Reflections on a Gaeltacht Summer

Author: Jess Lumsden


Jess Lumsden, a Candidate for Ph.D. in History concentrating in Irish Studies, reflects on her summer spent in the Gaeltacht.

During the past summer the Keough Naughton Institute for Irish studies sponsored a group of Notre Dame undergraduate students and me as we travelled to the Connemara Gaeltacht for a month long Irish language immersion course. This was my second trip to Ceathrú Rua, a small coastal town just north of Galway, so I already knew that I was going to find: beautiful beaches and scenery, friendly people, some good pubs and a month of continuous language learning both inside and outside the classroom.  But even though I had been to the Gaeltacht before, I realized again this summer just what a unique experience NUI-Galway’s summer language school has to offer.

An Cheathrú Rua is one of the few places in Ireland where Irish and not English is the primary spoken language. From the shops to the pubs to the homes that welcomed students for the summer, Irish is spoken everywhere. And the locals, whether they work at the shop or just meet you in the street, are likely to be as generous and as patient as the course instructors while they listen and respond to the faltering Irish we use.

But more than just the language, I had the chance to experience Irish culture in the Gaeltacht. Lucy Uí Fhátharta, my bean an tí, and her family welcomed us into their home. Every night, she served us gorgeous suppers: Irish stews, fish, curries, homemade brown bread, and, of course, lots of potatoes! Her husband Ciarán, a sports announcer for Raidió na Gaeltachta, and I watched hurling and football matches on television together. The family kept us up to date on the locations of live music sessions that were on in town. And when we learned about the big Gaelic football match between the two local rivals Ceathrú Rua and Leitir Móir, two Notre Dame students organized a group trip to Galway to watch the game. Ceathrú Rua lost in the end, despite their international cheering section, but it was a good craic for everyone.

The time that we had in the Gealtacht flew by. And after an oíche mhór, the big night of music, singing and dancing that concludes the program, it was time to say good-bye. After a month in the Gaeltacht, my Irish had improved more than I could have anticipated. Not only did I add to the vocabulary and grammar knowledge I had acquired at Notre Dame, but I gained confidence in my ability to speak (and be understood!) in Irish during my stay.

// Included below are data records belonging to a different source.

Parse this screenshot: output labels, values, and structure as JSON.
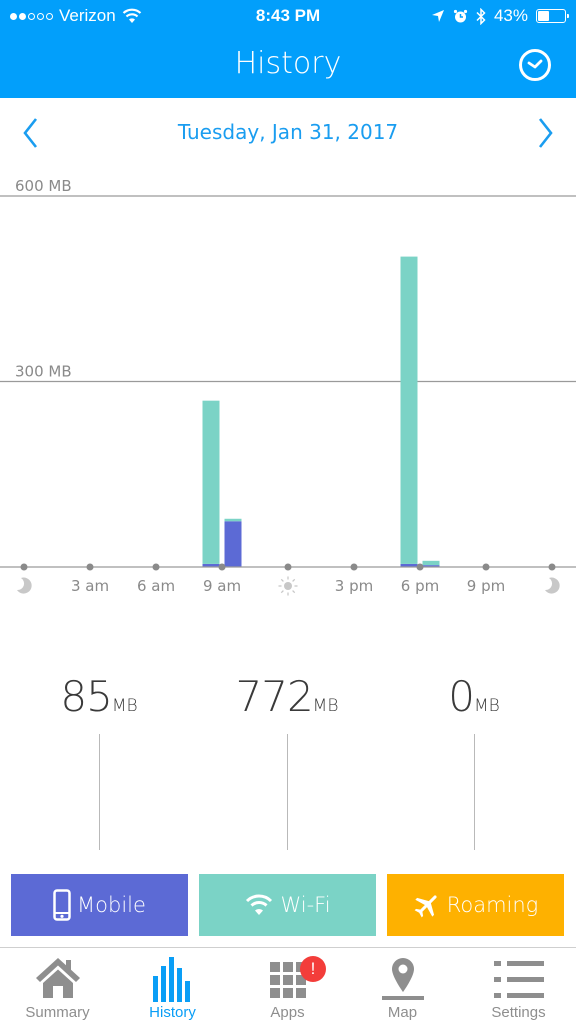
{
  "status_bar": {
    "carrier": "Verizon",
    "signal_bars_filled": 2,
    "signal_bars_total": 5,
    "time": "8:43 PM",
    "battery": "43%",
    "battery_level": 0.43
  },
  "header": {
    "title": "History",
    "clock_icon": "clock-icon"
  },
  "date_nav": {
    "date": "Tuesday, Jan 31, 2017",
    "prev_icon": "chevron-left-icon",
    "next_icon": "chevron-right-icon"
  },
  "colors": {
    "brand": "#029ffb",
    "mobile": "#5c6ad5",
    "wifi": "#7bd3c6",
    "roaming": "#feb100",
    "badge": "#f33d3a"
  },
  "chart_data": {
    "type": "bar",
    "stacked": true,
    "ylabel": "MB",
    "ylim": [
      0,
      600
    ],
    "y_ticks": [
      {
        "value": 300,
        "label": "300 MB"
      },
      {
        "value": 600,
        "label": "600 MB"
      }
    ],
    "x_range_hours": [
      0,
      24
    ],
    "x_ticks": [
      {
        "hour": 0,
        "label": "",
        "icon": "moon-icon"
      },
      {
        "hour": 3,
        "label": "3 am"
      },
      {
        "hour": 6,
        "label": "6 am"
      },
      {
        "hour": 9,
        "label": "9 am"
      },
      {
        "hour": 12,
        "label": "",
        "icon": "sun-icon"
      },
      {
        "hour": 15,
        "label": "3 pm"
      },
      {
        "hour": 18,
        "label": "6 pm"
      },
      {
        "hour": 21,
        "label": "9 pm"
      },
      {
        "hour": 24,
        "label": "",
        "icon": "moon-icon"
      }
    ],
    "bars": [
      {
        "hour": 8,
        "mobile": 5,
        "wifi": 264,
        "roaming": 0
      },
      {
        "hour": 9,
        "mobile": 74,
        "wifi": 4,
        "roaming": 0
      },
      {
        "hour": 17,
        "mobile": 5,
        "wifi": 497,
        "roaming": 0
      },
      {
        "hour": 18,
        "mobile": 3,
        "wifi": 7,
        "roaming": 0
      }
    ],
    "grid": true,
    "legend": "bottom"
  },
  "totals": [
    {
      "key": "mobile",
      "value": "85",
      "unit": "MB"
    },
    {
      "key": "wifi",
      "value": "772",
      "unit": "MB"
    },
    {
      "key": "roaming",
      "value": "0",
      "unit": "MB"
    }
  ],
  "legend": [
    {
      "key": "mobile",
      "label": "Mobile",
      "icon": "phone-icon"
    },
    {
      "key": "wifi",
      "label": "Wi-Fi",
      "icon": "wifi-icon"
    },
    {
      "key": "roaming",
      "label": "Roaming",
      "icon": "airplane-icon"
    }
  ],
  "tabs": [
    {
      "label": "Summary",
      "icon": "home-icon",
      "active": false
    },
    {
      "label": "History",
      "icon": "bar-chart-icon",
      "active": true
    },
    {
      "label": "Apps",
      "icon": "grid-icon",
      "active": false,
      "badge": "!"
    },
    {
      "label": "Map",
      "icon": "map-pin-icon",
      "active": false
    },
    {
      "label": "Settings",
      "icon": "list-icon",
      "active": false
    }
  ]
}
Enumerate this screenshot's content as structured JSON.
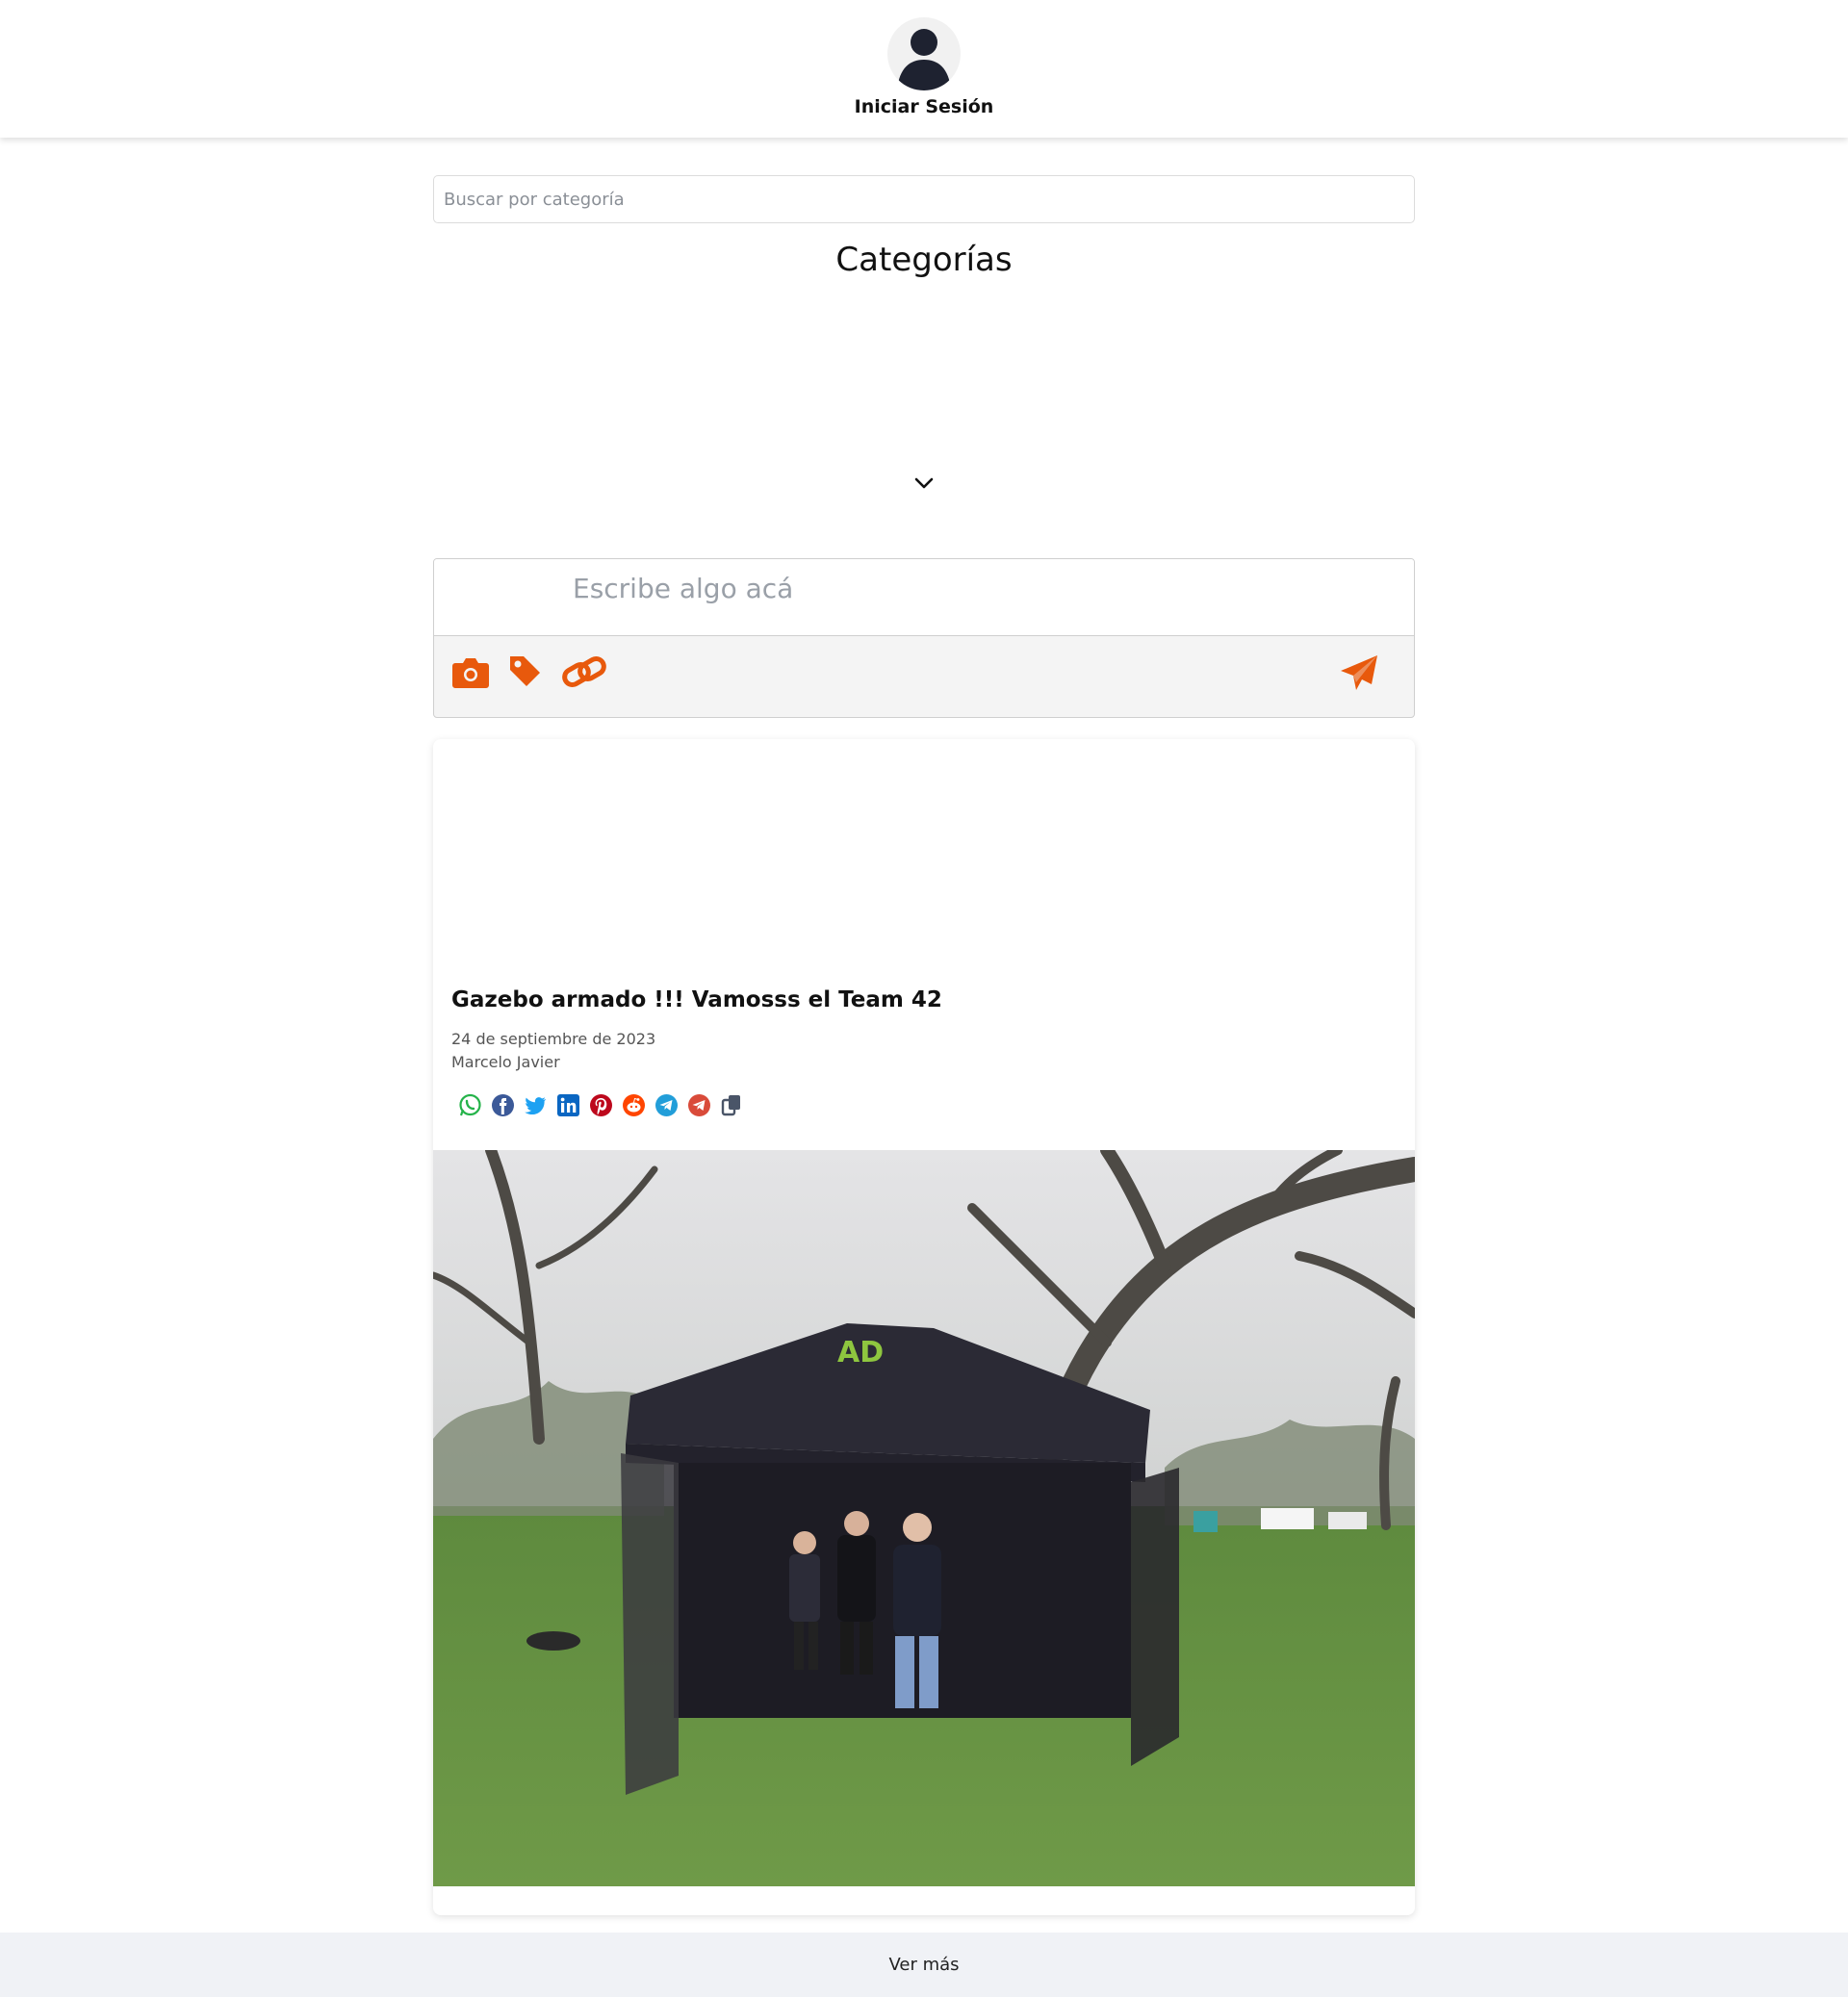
{
  "header": {
    "login_label": "Iniciar Sesión"
  },
  "search": {
    "placeholder": "Buscar por categoría"
  },
  "categories": {
    "title": "Categorías"
  },
  "composer": {
    "placeholder": "Escribe algo acá"
  },
  "post": {
    "title": "Gazebo armado !!! Vamosss el Team 42",
    "date": "24 de septiembre de 2023",
    "author": "Marcelo Javier",
    "share_icons": [
      "whatsapp-icon",
      "facebook-icon",
      "twitter-icon",
      "linkedin-icon",
      "pinterest-icon",
      "reddit-icon",
      "telegram-icon",
      "telegram-icon",
      "copy-icon"
    ]
  },
  "footer": {
    "more_label": "Ver más"
  },
  "colors": {
    "accent": "#e8590c",
    "header_bg": "#ffffff",
    "footer_bg": "#f0f2f6"
  }
}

If you are interested in Irish language and culture, then I encourage you to apply for the summer language program at Ceathrú Rua. It is an experience you won’t find anywhere else and that you will never forget.